hothead. Not exactly an impressive resume.
How wouldthat help the castaways through the most terrifying experience of their lives?
Day 23, 1:25 p.m.
Charla shinnied quickly up the narrow palm tree. Twenty feet below, Luke, Lyssa, and Ian craned their necks, regarding her nervously.
“Quit staring!” she called down in annoyance.
But they continued to follow her effortless progress up the trunk. Did they expect her to fall and kill herself? When were they ever going to figure out that this waseasy for her? Compared with a back giant, long-hang kip dismount from the uneven bars, this was nothing!
She continued her climb up the smooth trunk. The tree was tall fifty feet, she guessed. But she wasn’t going all the way to the top. There she’d be lost in the canopy of the rain forest, out of touch with the ground. When she was about thirty feet up, she stopped and signaled the others.
It wasn’t exactly a panoramic view in heavy jungle there was far too much foliage in the way. But this was the closest thing to a lookout spot they were going to find on this side of the island. She couldn’t see the Quonset hut, of course. The plant life around It was too dense. But she’d see the smugglers when they came to continue their search for the money. At least she hoped she would. Charla’s signal would tell the others where to drop the suitcase. She had to pay careful attention. Their lives depended on it.
An hour earlier they had found the suitcase exactly where Luke and Charla had left it on the edge of the small clearing.
“How could they miss it?” Luke had asked in disbelief.
From the clearing, it was the most obvious thing in the world. But Charla could see how, just a few short yards into the jungle, it disappeared in the thick weave of foliage.
The waiting began. Nowthat was every bit as hard as being a star athlete. Hanging in a tree was easy, but hanging there forhours , knowing that if you let your guard down
No,don ‘fthink about that .
Hours. It felt more like months. Thirty feet below, she could see the others talking among themselves. The image made her feel alone and resentful. Stupid, she realized. Who else could do this?
It was amazing that, even after all these weeks, she was still so suspicious of the others. Were they talking about her behind her back?
About how she was the poor girl whose father worked three jobs to support her training, and who went into debt to pay for CNC?
She shook her head to clear it. Yeah, they knew. But why should they care? They had their own problems to worry about. If there was a bright side to their terrible predicament, this was it: Being shipwrecked was a great equalizer. According to J.J., his father made thirteen million dollars a movie twenty working lifetimes for her dad. But here they were both castaways. And neither was better, richer, safer, or more comfortable than the other.
When she saw the movement, it took a moment to identify it. Tiny gaps in the leaves and tall grasses gave glimpses of colored shirts, almost like staccato pulses of light.

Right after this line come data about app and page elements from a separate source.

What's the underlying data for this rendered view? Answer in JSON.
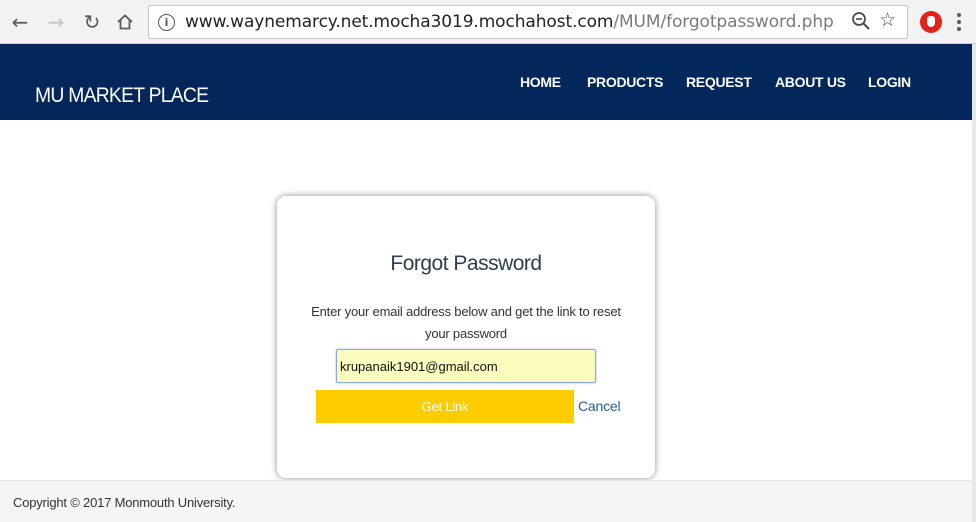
{
  "browser": {
    "url_host": "www.waynemarcy.net.mocha3019.mochahost.com",
    "url_path": "/MUM/forgotpassword.php",
    "icons": {
      "back": "back-arrow-icon",
      "forward": "forward-arrow-icon",
      "reload": "reload-icon",
      "home": "home-icon",
      "site_info": "info-icon",
      "zoom": "zoom-icon",
      "bookmark": "star-icon",
      "extension": "adblock-extension-icon",
      "menu": "menu-dots-icon"
    }
  },
  "header": {
    "brand": "MU MARKET PLACE",
    "nav": [
      "HOME",
      "PRODUCTS",
      "REQUEST",
      "ABOUT US",
      "LOGIN"
    ],
    "background_color": "#03275a"
  },
  "form": {
    "title": "Forgot Password",
    "description": "Enter your email address below and get the link to reset your password",
    "email_value": "krupanaik1901@gmail.com",
    "submit_label": "Get Link",
    "cancel_label": "Cancel",
    "submit_color": "#ffcc00"
  },
  "footer": {
    "copyright": "Copyright © 2017 Monmouth University."
  }
}
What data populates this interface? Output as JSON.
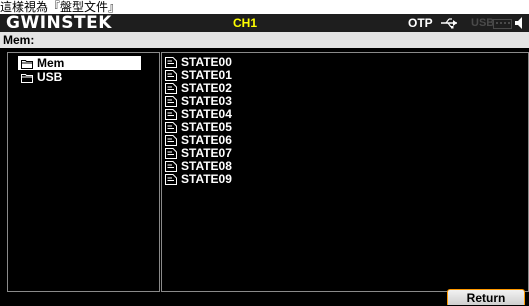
{
  "caption": "這樣視為『盤型文件』",
  "header": {
    "brand": "GWINSTEK",
    "channel": "CH1",
    "otp": "OTP",
    "usb_label": "USB",
    "icons": [
      "usb-connection-icon",
      "keyboard-lock-icon",
      "speaker-icon"
    ]
  },
  "path": {
    "label": "Mem:"
  },
  "tree": {
    "items": [
      {
        "label": "Mem",
        "selected": true
      },
      {
        "label": "USB",
        "selected": false
      }
    ]
  },
  "files": [
    {
      "name": "STATE00"
    },
    {
      "name": "STATE01"
    },
    {
      "name": "STATE02"
    },
    {
      "name": "STATE03"
    },
    {
      "name": "STATE04"
    },
    {
      "name": "STATE05"
    },
    {
      "name": "STATE06"
    },
    {
      "name": "STATE07"
    },
    {
      "name": "STATE08"
    },
    {
      "name": "STATE09"
    }
  ],
  "footer": {
    "return_label": "Return"
  },
  "colors": {
    "channel": "#ffff00",
    "softkey_border": "#ff9900",
    "disabled": "#4a4a4a"
  }
}
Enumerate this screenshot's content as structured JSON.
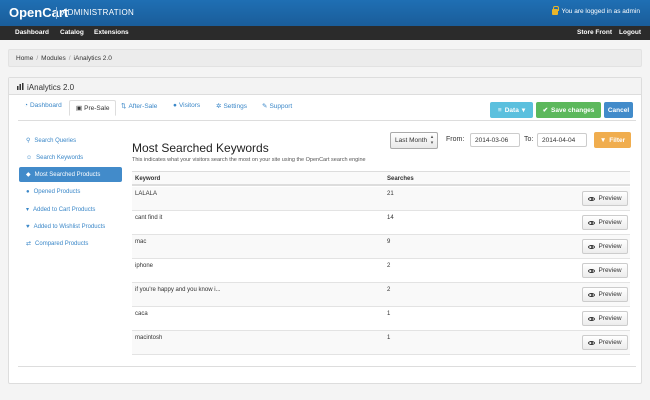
{
  "header": {
    "brand": "OpenCart",
    "section": "ADMINISTRATION",
    "logged_in": "You are logged in as admin"
  },
  "nav": {
    "left": [
      "Dashboard",
      "Catalog",
      "Extensions"
    ],
    "right": [
      "Store Front",
      "Logout"
    ]
  },
  "breadcrumb": [
    "Home",
    "Modules",
    "iAnalytics 2.0"
  ],
  "panel": {
    "title": "iAnalytics 2.0"
  },
  "tabs": [
    {
      "label": "Dashboard",
      "icon": "dashboard-icon"
    },
    {
      "label": "Pre-Sale",
      "icon": "briefcase-icon",
      "active": true
    },
    {
      "label": "After-Sale",
      "icon": "sort-icon"
    },
    {
      "label": "Visitors",
      "icon": "user-icon"
    },
    {
      "label": "Settings",
      "icon": "gears-icon"
    },
    {
      "label": "Support",
      "icon": "wrench-icon"
    }
  ],
  "actions": {
    "data": "Data",
    "save": "Save changes",
    "cancel": "Cancel"
  },
  "sidebar": [
    {
      "label": "Search Queries",
      "icon": "search-icon"
    },
    {
      "label": "Search Keywords",
      "icon": "user-icon"
    },
    {
      "label": "Most Searched Products",
      "icon": "tag-icon",
      "active": true
    },
    {
      "label": "Opened Products",
      "icon": "map-marker-icon"
    },
    {
      "label": "Added to Cart Products",
      "icon": "cart-icon"
    },
    {
      "label": "Added to Wishlist Products",
      "icon": "heart-icon"
    },
    {
      "label": "Compared Products",
      "icon": "random-icon"
    }
  ],
  "content": {
    "title": "Most Searched Keywords",
    "description": "This indicates what your visitors search the most on your site using the OpenCart search engine"
  },
  "filter": {
    "range": "Last Month",
    "from_label": "From:",
    "from": "2014-03-06",
    "to_label": "To:",
    "to": "2014-04-04",
    "button": "Filter"
  },
  "table": {
    "columns": [
      "Keyword",
      "Searches"
    ],
    "preview_label": "Preview",
    "rows": [
      {
        "keyword": "LALALA",
        "searches": "21"
      },
      {
        "keyword": "cant find it",
        "searches": "14"
      },
      {
        "keyword": "mac",
        "searches": "9"
      },
      {
        "keyword": "iphone",
        "searches": "2"
      },
      {
        "keyword": "if you're happy and you know i...",
        "searches": "2"
      },
      {
        "keyword": "caca",
        "searches": "1"
      },
      {
        "keyword": "macintosh",
        "searches": "1"
      }
    ]
  },
  "colors": {
    "header_blue": "#1f6fb4",
    "nav_dark": "#2b2b2b",
    "link_blue": "#3a87c8",
    "active_blue": "#428bca",
    "data_button": "#5bc0de",
    "save_button": "#5cb85c",
    "cancel_button": "#428bca",
    "filter_button": "#f0ad4e"
  }
}
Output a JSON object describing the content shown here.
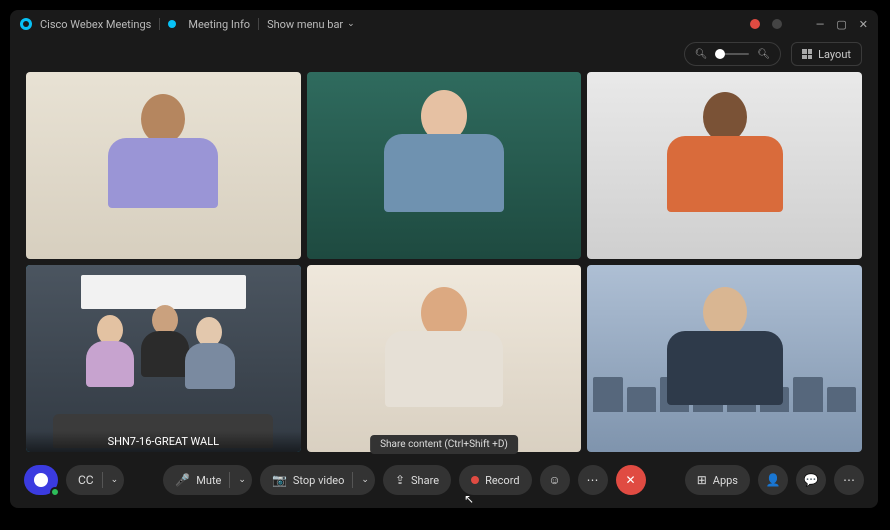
{
  "titlebar": {
    "app_name": "Cisco Webex Meetings",
    "meeting_info": "Meeting Info",
    "show_menu_bar": "Show menu bar"
  },
  "toolbar": {
    "layout_label": "Layout"
  },
  "tiles": [
    {
      "label": "",
      "active": false
    },
    {
      "label": "",
      "active": false
    },
    {
      "label": "",
      "active": false
    },
    {
      "label": "SHN7-16-GREAT WALL",
      "active": true
    },
    {
      "label": "",
      "active": false
    },
    {
      "label": "",
      "active": false
    }
  ],
  "tooltip": "Share content (Ctrl+Shift +D)",
  "controls": {
    "mute": "Mute",
    "stop_video": "Stop video",
    "share": "Share",
    "record": "Record",
    "apps": "Apps"
  }
}
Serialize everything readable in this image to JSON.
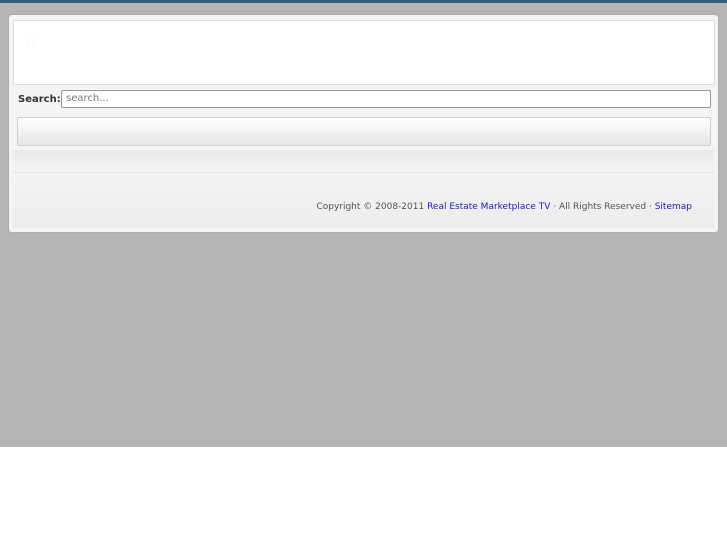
{
  "search": {
    "label": "Search:",
    "placeholder": "search..."
  },
  "footer": {
    "copyright_prefix": "Copyright © 2008-2011",
    "site_link": "Real Estate Marketplace TV",
    "rights_text": "· All Rights Reserved ·",
    "sitemap_link": "Sitemap"
  },
  "colors": {
    "page_background": "#b5b5b5",
    "top_strip": "#2f5f86",
    "link": "#1a1acc"
  }
}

Deep shock. She wasn’t surprised that the smugglers were coming, but by howclose they were before she spotted them. She tried to give the signal the hooting of an owl. But she was breathing too hard and couldn’t seem to manufacture the sound. Thinking fast, she kicked off a tattered sneaker and watched it drop.
Coming from thirty feet up, when it hit Luke in the shoulder, the impact knocked him to his knees. By this time Charla was already scrambling down the trunk. She leaped the last five feet, stepping into her shoe.
“They’re coming?” Luke whispered.
“They’reherel” Charla hissed back.
Lyssa and Ian looked around desperately.
And then they heard the swishing sound of legs plodding through the vines and bush.
Luke mouthed the word:Freeze , but the command was unnecessary. Fear had turned the castaways to statues. There wasn’t even time to duck down into the